Give the data again in its entirety, exactly as provided.

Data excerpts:
[Start of section]

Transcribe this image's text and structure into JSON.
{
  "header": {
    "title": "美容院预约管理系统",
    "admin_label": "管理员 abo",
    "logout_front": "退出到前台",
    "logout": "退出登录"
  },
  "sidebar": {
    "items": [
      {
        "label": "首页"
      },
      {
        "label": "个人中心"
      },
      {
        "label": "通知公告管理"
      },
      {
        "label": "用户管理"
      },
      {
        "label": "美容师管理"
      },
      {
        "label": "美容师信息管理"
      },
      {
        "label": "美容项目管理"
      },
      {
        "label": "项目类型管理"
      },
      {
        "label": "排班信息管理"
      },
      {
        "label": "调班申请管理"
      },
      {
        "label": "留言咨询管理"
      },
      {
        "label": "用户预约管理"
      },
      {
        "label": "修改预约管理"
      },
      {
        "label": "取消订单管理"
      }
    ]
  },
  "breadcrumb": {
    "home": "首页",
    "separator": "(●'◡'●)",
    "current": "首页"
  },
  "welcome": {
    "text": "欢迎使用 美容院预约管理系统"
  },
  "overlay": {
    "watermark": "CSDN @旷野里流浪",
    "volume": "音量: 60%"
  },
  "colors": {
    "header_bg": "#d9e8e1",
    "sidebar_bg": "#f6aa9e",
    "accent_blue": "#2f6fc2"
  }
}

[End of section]

WRITTEN RESPONSE:
Transcribe this image's text and structure into JSON.
{
  "header": {
    "title": "美容院预约管理系统",
    "admin_label": "管理员 abo",
    "logout_front": "退出到前台",
    "logout": "退出登录"
  },
  "sidebar": {
    "items": [
      {
        "label": "首页"
      },
      {
        "label": "个人中心"
      },
      {
        "label": "通知公告管理"
      },
      {
        "label": "用户管理"
      },
      {
        "label": "美容师管理"
      },
      {
        "label": "美容师信息管理"
      },
      {
        "label": "美容项目管理"
      },
      {
        "label": "项目类型管理"
      },
      {
        "label": "排班信息管理"
      },
      {
        "label": "调班申请管理"
      },
      {
        "label": "留言咨询管理"
      },
      {
        "label": "用户预约管理"
      },
      {
        "label": "修改预约管理"
      },
      {
        "label": "取消订单管理"
      }
    ]
  },
  "breadcrumb": {
    "home": "首页",
    "separator": "(●'◡'●)",
    "current": "首页"
  },
  "welcome": {
    "text": "欢迎使用 美容院预约管理系统"
  },
  "overlay": {
    "watermark": "CSDN @旷野里流浪",
    "volume": "音量: 60%"
  },
  "colors": {
    "header_bg": "#d9e8e1",
    "sidebar_bg": "#f6aa9e",
    "accent_blue": "#2f6fc2"
  }
}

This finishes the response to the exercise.